◆ **EXCERPTED RECORDS**

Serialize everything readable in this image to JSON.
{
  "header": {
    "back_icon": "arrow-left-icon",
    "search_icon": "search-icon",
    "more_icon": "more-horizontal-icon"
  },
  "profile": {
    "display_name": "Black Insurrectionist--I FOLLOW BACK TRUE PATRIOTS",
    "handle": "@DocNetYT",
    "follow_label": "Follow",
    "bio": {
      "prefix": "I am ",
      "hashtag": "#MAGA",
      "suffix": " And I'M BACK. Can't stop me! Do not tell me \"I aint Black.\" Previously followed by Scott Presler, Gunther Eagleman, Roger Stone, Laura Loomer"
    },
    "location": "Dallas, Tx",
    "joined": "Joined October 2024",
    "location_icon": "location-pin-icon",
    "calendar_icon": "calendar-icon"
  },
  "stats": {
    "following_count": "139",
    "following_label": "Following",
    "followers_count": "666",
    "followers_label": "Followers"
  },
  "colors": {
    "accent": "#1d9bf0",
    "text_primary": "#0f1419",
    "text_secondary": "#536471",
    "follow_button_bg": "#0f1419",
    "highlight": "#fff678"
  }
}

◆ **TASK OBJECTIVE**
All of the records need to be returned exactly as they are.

◆ **RESULT**
Serialize everything readable in this image to JSON.
{
  "header": {
    "back_icon": "arrow-left-icon",
    "search_icon": "search-icon",
    "more_icon": "more-horizontal-icon"
  },
  "profile": {
    "display_name": "Black Insurrectionist--I FOLLOW BACK TRUE PATRIOTS",
    "handle": "@DocNetYT",
    "follow_label": "Follow",
    "bio": {
      "prefix": "I am ",
      "hashtag": "#MAGA",
      "suffix": " And I'M BACK. Can't stop me! Do not tell me \"I aint Black.\" Previously followed by Scott Presler, Gunther Eagleman, Roger Stone, Laura Loomer"
    },
    "location": "Dallas, Tx",
    "joined": "Joined October 2024",
    "location_icon": "location-pin-icon",
    "calendar_icon": "calendar-icon"
  },
  "stats": {
    "following_count": "139",
    "following_label": "Following",
    "followers_count": "666",
    "followers_label": "Followers"
  },
  "colors": {
    "accent": "#1d9bf0",
    "text_primary": "#0f1419",
    "text_secondary": "#536471",
    "follow_button_bg": "#0f1419",
    "highlight": "#fff678"
  }
}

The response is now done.